According to the draft of the plans, by 2018 there should be 600 km of bikeways (compared to 80 km today), boosting the use of bicycles, which today is a dangerous activity accounting for just 0.7 percent of all trips inside the city. An average of 30 cyclists are killed each year in accidents in Mexico City.
The bike paths, whose routes rarely coincide with the mains streets and avenues, are part of a plan for 2030 to achieve a city with bicycle lanes in the streets, areas where one would need to pay to circulate in a car, and sites for renting and storing non-motorised vehicles.
“The city government has finally taken us into account. They are listening to us after 10 years of activism and of considering us extremists,” Agustín Martínez, one of the 1998 founders of Bicitekas, told Tierramérica.
The programme “helps motivate people,” said the activist, who added that the important thing is to change society so that the bicycle becomes a central element in the new plans for urban transportation, because it is clean, fast and enjoyable.
Xavier Treviño, assistant director in Mexico of the ITDP, also applauded the city for the award, and agreed with Martínez that “Muévete” is one of the elements of a strategy under construction that “began late and is progressing slowly.”
The award-winning programme involves closing 10 km of the city’s central roadways to automobiles on Sundays, freeing them up for cyclists, skaters and walkers. Once a month the street closure is expanded to 30 km.
Mexico City is planning to go beyond this in the long term in a process involving officials and civil society. “Only in this way will there be guarantees for the future,” Treviño told Tierramérica.
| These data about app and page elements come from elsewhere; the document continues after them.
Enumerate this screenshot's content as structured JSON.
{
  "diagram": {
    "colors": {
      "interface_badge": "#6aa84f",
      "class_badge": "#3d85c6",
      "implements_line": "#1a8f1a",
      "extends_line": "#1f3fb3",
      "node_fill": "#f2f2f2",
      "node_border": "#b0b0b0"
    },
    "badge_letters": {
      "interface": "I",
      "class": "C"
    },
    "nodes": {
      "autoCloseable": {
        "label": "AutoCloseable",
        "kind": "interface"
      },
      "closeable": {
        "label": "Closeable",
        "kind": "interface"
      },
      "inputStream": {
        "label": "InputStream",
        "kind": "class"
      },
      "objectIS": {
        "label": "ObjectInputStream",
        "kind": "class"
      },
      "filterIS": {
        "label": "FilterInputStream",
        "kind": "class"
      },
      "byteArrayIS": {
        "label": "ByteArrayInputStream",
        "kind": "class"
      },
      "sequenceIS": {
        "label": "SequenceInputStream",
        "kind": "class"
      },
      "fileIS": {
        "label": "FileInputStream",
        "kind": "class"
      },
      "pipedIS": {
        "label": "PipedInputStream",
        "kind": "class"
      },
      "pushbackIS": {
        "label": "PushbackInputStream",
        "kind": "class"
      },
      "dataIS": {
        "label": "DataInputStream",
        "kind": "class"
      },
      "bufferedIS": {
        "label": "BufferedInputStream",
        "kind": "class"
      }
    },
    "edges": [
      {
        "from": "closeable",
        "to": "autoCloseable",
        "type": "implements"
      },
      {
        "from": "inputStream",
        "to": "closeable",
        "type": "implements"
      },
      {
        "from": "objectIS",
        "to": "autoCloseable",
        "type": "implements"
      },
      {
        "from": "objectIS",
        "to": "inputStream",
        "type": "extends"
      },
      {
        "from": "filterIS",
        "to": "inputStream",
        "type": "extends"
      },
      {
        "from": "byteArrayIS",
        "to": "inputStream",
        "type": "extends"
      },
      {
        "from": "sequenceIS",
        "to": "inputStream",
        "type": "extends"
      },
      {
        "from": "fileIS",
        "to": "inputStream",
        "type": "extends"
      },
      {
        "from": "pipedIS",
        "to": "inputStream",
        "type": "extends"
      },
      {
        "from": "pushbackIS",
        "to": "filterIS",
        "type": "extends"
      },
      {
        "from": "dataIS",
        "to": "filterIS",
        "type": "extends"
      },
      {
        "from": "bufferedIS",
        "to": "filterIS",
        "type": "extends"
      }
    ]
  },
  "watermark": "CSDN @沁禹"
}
“It could be said that the programmes have suffered delays, and it’s true, but it is a result of the dialogue we’ve begun. It’s better to advance slowly but surely,” he added.
In December 2007, local authorities announced that they would begin to set aside 60 km of bikeways. But so far nothing has been done.
The official goal is for five percent of travel in the city to be on bicycle, within 10 years.
That many bikers would cut annual emissions by 2.4 million tonnes of carbon dioxide, 5,000 tonnes of nitrogen oxide, 80,000 tonnes of carbon monoxide and 100 tonnes of particulate matter, according to official estimates.
The contacts between the ITDP, Bicitekas, UNAM and the city government go back several months.
During the term of Marcelo Ebrard, begun in December 2006, several pro-cycling measures were adopted, such as allowing bicycles on buses and the subway.
Treviño said that in December there will be special lanes for bicycles along a 14.9-km stretch of the central Reforma Avenue, and the city will launch a campaign to promote bike riding.
The Bicitekas activists will boost official plans not only by participating in the discussions but also by continuing to organise city bike tours: on Thursdays the Lobos-bike route, on Fridays the Lunáticos cyclists, Saturdays the Biciellas, and Sunday’s the Biciraptors, Biciperros and Paseo del Gato.
And they will continue their nude bike tour once a year as part of the global mobilisation that takes place in several cities every June to call attention to bicycle riding.
(*This story was originally published by Latin American newspapers that are part of the Tierramérica network. Tierramérica is a specialised news service produced by IPS with the backing of the United Nations Development Programme, United Nations Environment Programme and the World Bank.)